New Zealand: Expert warns of 'nasty' RSV outbreak
We use your sign-up to provide content in ways you’ve consented to and to improve our understanding of you. This may include adverts from us and 3rd parties based on our understanding. You can unsubscribe at any time. More info
Experts are warning as many as 60,000 people could die from flu over winter this year. A new report has warned a combination of seasonal viruses, including respiratory syncytial virus (RSV), along with COVID-19 and influenza, could mean the NHS is “unable to cope” later this year. Experts have said measures like an enhanced flu jab programme and rapid tests for flu and RSV could help to deal with some of the risk
The report authors also said the Government needs to provide more accessible guidelines to the public about how to protect themselves and others from COVID-19, including advice on wearing face coverings in crowded areas and the importance of physical distancing.
Professor Sir Stephen Holgate, chair of the Expert Advisory Group which wrote the report, said: “There are four main challenges: firstly a surge in respiratory viruses could cause widespread ill-health and put pressure on the NHS.
“Secondly, we’re dealing with a third wave of COVID-19 and multiple outbreaks and the NHS has got to catch up with the backlog that it has accumulated over the last 15 months or so, and that’s going to be a real challenge.
“Thirdly, the NHS is already under pressure, so is likely not to be able to cope with these winter challenges going forward.
“Finally the worse physical and mental health within the UK population due to the pandemic.”
The NHS will likely face a rising caseload this winter, but a spokesperson said the health service is preparing.
An NHS spokesperson said: “NHS staff have worked tirelessly throughout the pandemic responding to increased demand by expanding critical care capacity by 50 percent in hospitals, managing admissions through mutual aid and working with the independent sector.
“And ahead of winter, the NHS will continue with tried and tested plans to support hospitals so that they can continue to offer patients the care they need while restoring routine operations back to pre-pandemic levels and vaccinating the country against Covid.”
What are the symptoms of RSV?
Respiratory syncytial virus (RSV) is a common virus and almost all children will have had an RSV infection by their second birthday.
According to the US Centers for Disease Control and Prevention (CDC), people infected with RSV often show symptoms within four to six days after infection.
Symptoms of RSV infection can include:
- Runny nose
- Decrease in appetite
In young children and babies, RSV can cause a condition called bronchiolitis.

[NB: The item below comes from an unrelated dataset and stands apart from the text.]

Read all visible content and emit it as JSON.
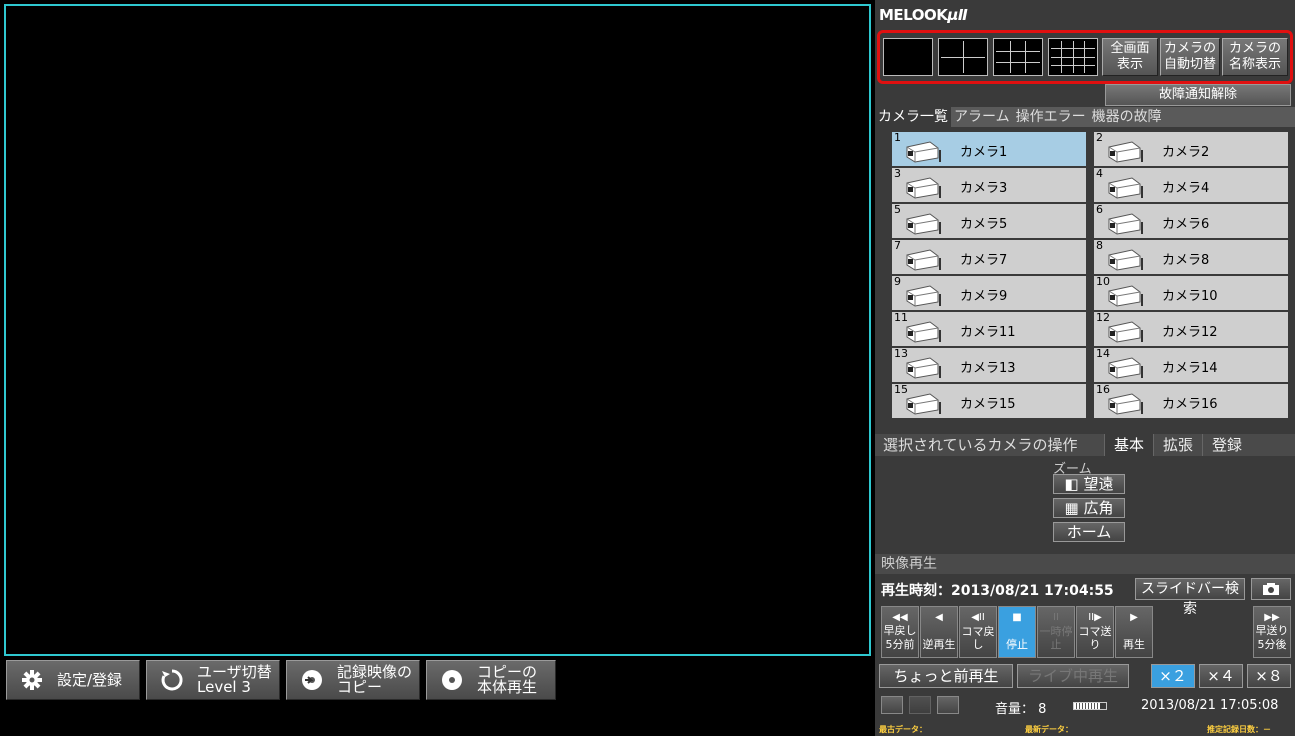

‘Tripple whammy’ of Covid and flu could push NHS to breaking point [VIDEO]
New Zealand panic: Children hospitalised as lockdowns spark crisis [INSIGHT]

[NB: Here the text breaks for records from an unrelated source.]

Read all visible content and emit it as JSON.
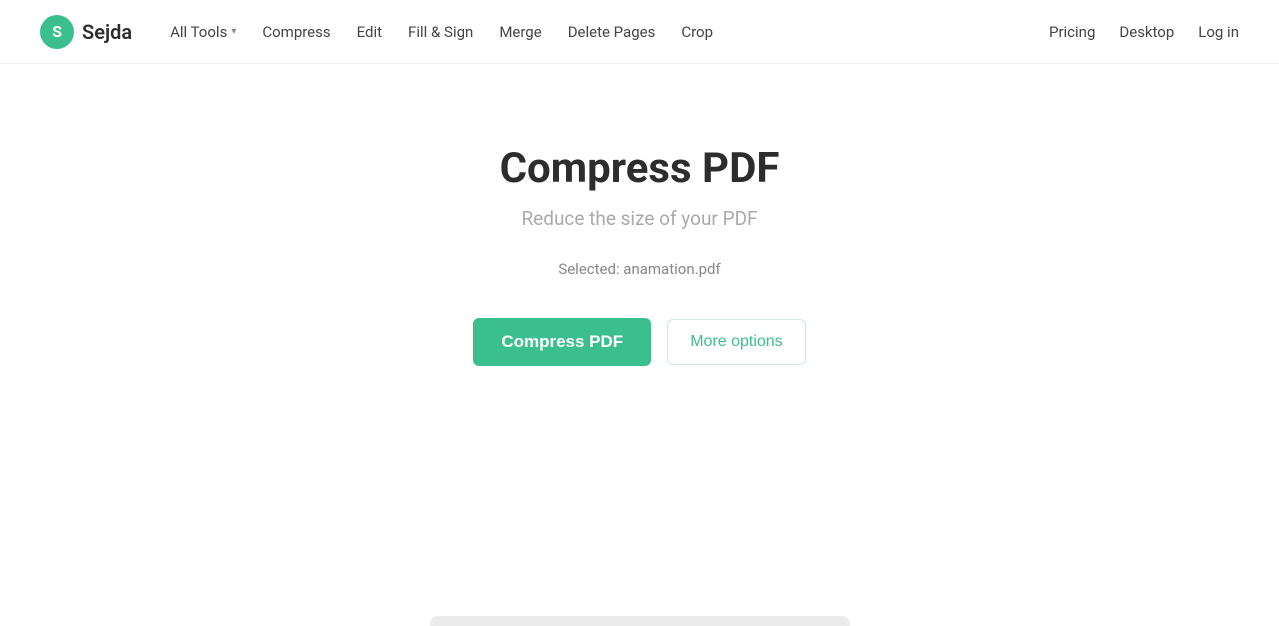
{
  "logo": {
    "icon_letter": "S",
    "text": "Sejda"
  },
  "nav": {
    "all_tools_label": "All Tools",
    "links": [
      {
        "label": "Compress"
      },
      {
        "label": "Edit"
      },
      {
        "label": "Fill & Sign"
      },
      {
        "label": "Merge"
      },
      {
        "label": "Delete Pages"
      },
      {
        "label": "Crop"
      }
    ],
    "right_links": [
      {
        "label": "Pricing"
      },
      {
        "label": "Desktop"
      },
      {
        "label": "Log in"
      }
    ]
  },
  "hero": {
    "title": "Compress PDF",
    "subtitle": "Reduce the size of your PDF",
    "selected_file_label": "Selected: anamation.pdf"
  },
  "actions": {
    "compress_label": "Compress PDF",
    "more_options_label": "More options"
  }
}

Covid CHAOS: Europe in crisis as terrifying chart shows cases SOARING [CHART]
What are the symptoms of bronchiolitis?
While many children will recover from bronchiolitis within two to three weeks and may only have mild symptoms, it is important to be vigilant to serious symptoms like breathing difficulties.
The NHS website explains early symptoms of bronchiolitis include a blocked or runny nose, a cough and a slightly high temperature.
Over the days to follow, symptoms of bronchiolitis in children may get worse and include:
- a rasping and persistent dry cough
- rapid or noisy breathing (wheezing)
- brief pauses in their breathing
- feeding less and having fewer wet nappies
- vomiting after feeding
- being irritable
People should contact a GP or NHS 111 if they are worried about their child or if the child:
- is not feeding normally (they have taken less than half their usual amount during the last 2 or 3 feeds)
- have not had a wet nappy for 12 hours or more
- are breathing very fast
- have a persistent high temperature of 38C or above
- seem very tired or irritable
The NHS add it is also “particularly important” to get medical advice if a baby is less than 12 weeks old or if they have an “underlying health condition, such as a congenital (present from birth) heart or lung condition”.
Call 999 and ask for an ambulance if:
- your child has difficulty breathing or exhaustion from trying to breathe (you may see the muscles under their ribs sucking in with each breath, they may be grunting with the effort of trying to breathe, or they may be pale and sweaty)
- they’re breathing very fast
- you’re unable to wake your child or, if woken up, they do not stay awake
- their breathing stops for a long time, or there are regular shorter pauses in their breathing
- their skin turns very pale or blue, or the inside of their lips and tongue are blue (cyanosis)
Source: Read Full Article